The jury at Sen. Ted Stevens' (R-Alaska) corruption trial, now in its second day of deliberations over the senator's fate, has sent a note to Judge Emmet Sullivan complaining about the "violent outbursts" of one of the jurors, reports Dan Reilly.
After consulting with Stevens' lawyers and prosecutors, Judge Sullivan is calling them back into the courtroom for a lecture on the proper decorum for the difficult task they face.
The jurors' note to Judge Sullivan said the juror in question, a woman, "has had violent outbursts with other jurors and that's not helping anyone. She is not following the laws and rules that were stipulated."
Judge Sullivan called it a "very serious allegation" and asked both sides for research into whether removal of the juror was allowable and what would be the fallout of such a move.
The identity of the jurors in the monthlong trial is secret.
Stevens has been charged with failing to report more than $250,000 in improper gifts that he received from 1999 to 2006. Stevens denied the allegations, and with his reelection looming, sought a speedy trial. The case went to the jury Wednesday afternoon, and jurors returned this morning for their second day of deliberations.
Update — Judge Sullivan told the jurors that he was calling them in to give them a "pep talk."
"I want to encourage civility and mutual respect among yourselves," Judge Sullivan told them.
"You're still smiling, that's good to see," he added.
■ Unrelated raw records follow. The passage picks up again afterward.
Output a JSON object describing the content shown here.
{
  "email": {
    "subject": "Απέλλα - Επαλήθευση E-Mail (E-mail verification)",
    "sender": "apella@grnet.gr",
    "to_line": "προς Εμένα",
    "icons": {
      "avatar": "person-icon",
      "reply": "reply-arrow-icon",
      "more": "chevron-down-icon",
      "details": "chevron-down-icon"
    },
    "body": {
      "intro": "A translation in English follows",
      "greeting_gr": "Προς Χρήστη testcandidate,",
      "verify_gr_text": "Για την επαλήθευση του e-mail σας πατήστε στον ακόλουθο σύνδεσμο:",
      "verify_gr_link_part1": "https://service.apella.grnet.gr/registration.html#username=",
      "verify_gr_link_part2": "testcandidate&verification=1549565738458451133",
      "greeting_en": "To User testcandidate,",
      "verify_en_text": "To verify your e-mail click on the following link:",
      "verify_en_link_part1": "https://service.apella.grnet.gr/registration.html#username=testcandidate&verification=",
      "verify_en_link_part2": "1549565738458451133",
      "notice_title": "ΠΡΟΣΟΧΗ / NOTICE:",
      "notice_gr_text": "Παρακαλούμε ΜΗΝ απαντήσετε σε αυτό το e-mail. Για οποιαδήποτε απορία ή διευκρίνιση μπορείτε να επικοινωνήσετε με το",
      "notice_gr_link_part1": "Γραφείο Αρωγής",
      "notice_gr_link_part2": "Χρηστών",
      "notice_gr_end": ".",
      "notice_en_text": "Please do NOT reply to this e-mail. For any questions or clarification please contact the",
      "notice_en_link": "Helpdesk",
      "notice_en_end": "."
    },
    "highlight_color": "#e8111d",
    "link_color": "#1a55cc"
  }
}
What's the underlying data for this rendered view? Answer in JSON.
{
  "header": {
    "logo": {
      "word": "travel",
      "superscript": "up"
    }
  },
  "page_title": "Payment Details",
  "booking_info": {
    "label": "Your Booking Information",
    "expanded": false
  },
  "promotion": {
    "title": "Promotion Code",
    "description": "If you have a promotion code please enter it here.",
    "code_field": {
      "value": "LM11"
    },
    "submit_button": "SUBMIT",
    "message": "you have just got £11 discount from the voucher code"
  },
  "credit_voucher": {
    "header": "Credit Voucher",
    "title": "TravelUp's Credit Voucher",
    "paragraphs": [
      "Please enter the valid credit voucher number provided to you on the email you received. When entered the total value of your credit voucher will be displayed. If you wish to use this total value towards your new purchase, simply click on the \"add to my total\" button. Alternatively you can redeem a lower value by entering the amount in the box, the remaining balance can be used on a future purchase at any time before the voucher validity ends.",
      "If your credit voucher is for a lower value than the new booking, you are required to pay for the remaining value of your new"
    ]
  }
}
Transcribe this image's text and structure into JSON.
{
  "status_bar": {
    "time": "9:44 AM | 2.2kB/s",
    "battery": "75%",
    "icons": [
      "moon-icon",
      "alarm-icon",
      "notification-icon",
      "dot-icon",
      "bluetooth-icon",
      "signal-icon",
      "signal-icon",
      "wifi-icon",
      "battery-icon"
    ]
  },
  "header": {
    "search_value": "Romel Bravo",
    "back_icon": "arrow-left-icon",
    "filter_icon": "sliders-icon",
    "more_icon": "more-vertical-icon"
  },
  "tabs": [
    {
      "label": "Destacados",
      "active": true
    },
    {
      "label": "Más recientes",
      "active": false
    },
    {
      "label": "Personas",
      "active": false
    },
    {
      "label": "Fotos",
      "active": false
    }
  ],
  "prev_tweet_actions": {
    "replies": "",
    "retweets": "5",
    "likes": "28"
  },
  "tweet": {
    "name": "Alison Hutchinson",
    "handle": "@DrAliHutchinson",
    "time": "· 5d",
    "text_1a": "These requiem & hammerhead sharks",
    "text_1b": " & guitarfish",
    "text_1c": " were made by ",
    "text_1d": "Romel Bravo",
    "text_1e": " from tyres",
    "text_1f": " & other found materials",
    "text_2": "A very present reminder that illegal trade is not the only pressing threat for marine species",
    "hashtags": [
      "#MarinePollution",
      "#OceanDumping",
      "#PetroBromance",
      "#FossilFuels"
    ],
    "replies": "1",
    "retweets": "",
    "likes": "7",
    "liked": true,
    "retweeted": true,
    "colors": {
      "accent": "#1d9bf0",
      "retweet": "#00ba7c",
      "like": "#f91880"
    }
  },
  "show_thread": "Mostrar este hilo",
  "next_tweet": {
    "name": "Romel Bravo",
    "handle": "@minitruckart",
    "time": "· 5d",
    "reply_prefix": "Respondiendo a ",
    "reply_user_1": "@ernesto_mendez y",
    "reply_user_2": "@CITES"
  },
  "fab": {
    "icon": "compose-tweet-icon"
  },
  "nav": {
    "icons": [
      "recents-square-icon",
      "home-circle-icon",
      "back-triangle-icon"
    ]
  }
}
Judge Sullivan dismissed the jury to return to its deliberations. After they left, he told defense attorneys and prosecutors that his lecture may be the only action necessary to get the proceedings back on track, but added that "time will tell."
He also has yet to rule on another note sent by the jury asking for details on the financial-disclosure requirements Stevens must meet as a senator.